Much is being made of French sourpuss Bruno Dumont and his seeming conversion to comedy with this four-part TV mini-series which many French critics at the Cahiers du Cinema voted their top film of 2014.

It plays here as a movie***, all 200 minutes of it, that comes over as a sort of True Detective meets Clouseau, set in the Pas-de-Calais region of northern France where Dumont has made most of his distinctively severe movies (La Vie de Jesus, Hadewich, Humanite, Flandres).

Told from the point of view of Quinquin, a petulant young farm boy with a squished face (he reminded me of the young Tommo from This Is England after a fight), it’s about a series of mystery murders involving bodies being stuffed into dead cows. A twitching inspector and his goofy sidekick investigate, allowing Dumont to unfurl his usual suspects of non-professional grotesques, from farmers to shopkeepers, chip sellers, fairground operators and clergy.

Where Dumont often focuses on the hardships, this time he revels in the eccentricities of his folk, although I have to admit such levity occasionally runs close to feeling patronising.

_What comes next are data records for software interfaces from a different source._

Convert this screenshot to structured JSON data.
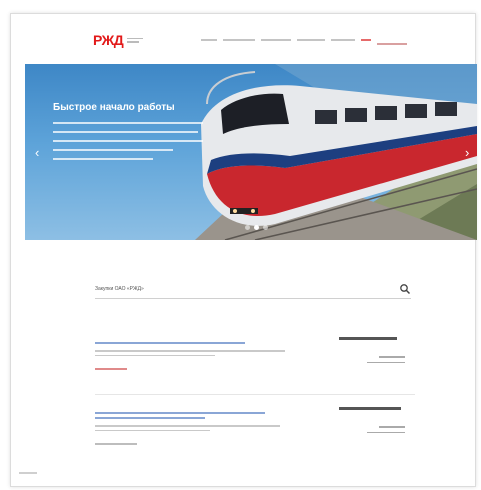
{
  "colors": {
    "brand_red": "#e21a1a",
    "link_blue": "#1f4ea3",
    "hero_blue": "#3e87c6",
    "caption_blue": "#1d3f8c"
  },
  "header": {
    "logo": "РЖД"
  },
  "hero": {
    "title": "Быстрое начало работы",
    "active_slide": 1,
    "slide_count": 3,
    "prev_icon": "chevron-left-icon",
    "next_icon": "chevron-right-icon"
  },
  "search": {
    "label": "Закупки ОАО «РЖД»",
    "icon": "search-icon"
  }
}
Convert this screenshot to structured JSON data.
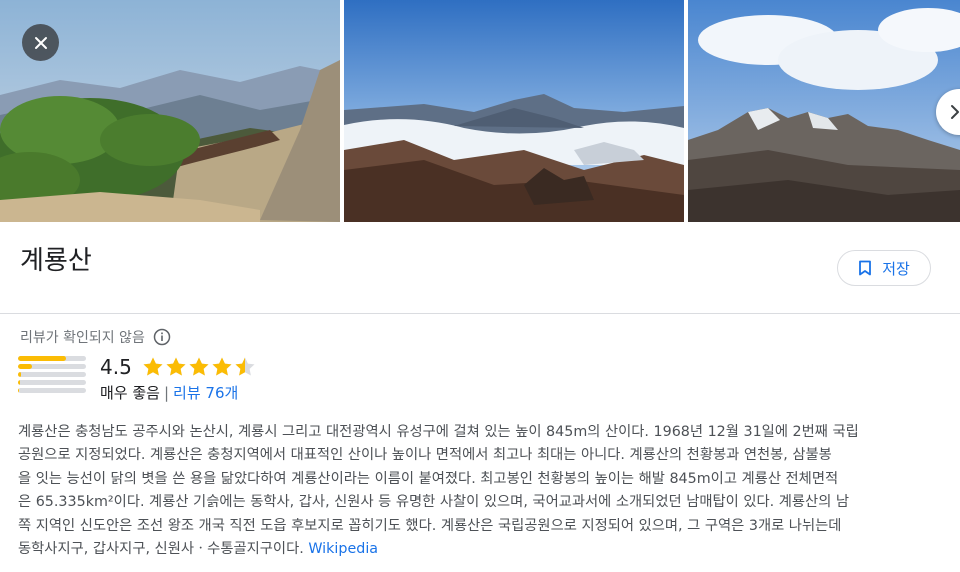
{
  "place": {
    "title": "계룡산",
    "save_label": "저장"
  },
  "photos": [
    {
      "name": "mountain-pine-photo"
    },
    {
      "name": "sea-of-clouds-photo"
    },
    {
      "name": "rocky-ridge-photo"
    }
  ],
  "rating": {
    "status": "리뷰가 확인되지 않음",
    "score": "4.5",
    "score_value": 4.5,
    "max_stars": 5,
    "label": "매우 좋음",
    "separator": "|",
    "reviews_link": "리뷰 76개",
    "distribution": [
      0.7,
      0.2,
      0.05,
      0.03,
      0.02
    ]
  },
  "description": {
    "lines": [
      "계룡산은 충청남도 공주시와 논산시, 계룡시 그리고 대전광역시 유성구에 걸쳐 있는 높이 845m의 산이다. 1968년 12월 31일에 2번째 국립",
      "공원으로 지정되었다. 계룡산은 충청지역에서 대표적인 산이나 높이나 면적에서 최고나 최대는 아니다. 계룡산의 천황봉과 연천봉, 삼불봉",
      "을 잇는 능선이 닭의 볏을 쓴 용을 닮았다하여 계룡산이라는 이름이 붙여졌다. 최고봉인 천황봉의 높이는 해발 845m이고 계룡산 전체면적",
      "은 65.335km²이다. 계룡산 기슭에는 동학사, 갑사, 신원사 등 유명한 사찰이 있으며, 국어교과서에 소개되었던 남매탑이 있다. 계룡산의 남",
      "쪽 지역인 신도안은 조선 왕조 개국 직전 도읍 후보지로 꼽히기도 했다. 계룡산은 국립공원으로 지정되어 있으며, 그 구역은 3개로 나뉘는데"
    ],
    "last_line": "동학사지구, 갑사지구, 신원사ㆍ수통골지구이다.",
    "source_link": "Wikipedia"
  },
  "icons": {
    "close": "close-icon",
    "next": "chevron-right-icon",
    "save": "bookmark-icon",
    "info": "info-icon",
    "star": "star-icon"
  },
  "colors": {
    "accent": "#1a73e8",
    "star": "#fbbc04",
    "star_empty": "#dadce0",
    "text": "#202124",
    "muted": "#70757a"
  }
}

Although I’d hardly call it hilarious, there is something quite alluring about this rambling investigation, the delusions of grandeur of the bushy-eyebrowed Inspector, and the thumbnails (and faces) of marginalised rural life captured in this gentler version of Dumont’s universe.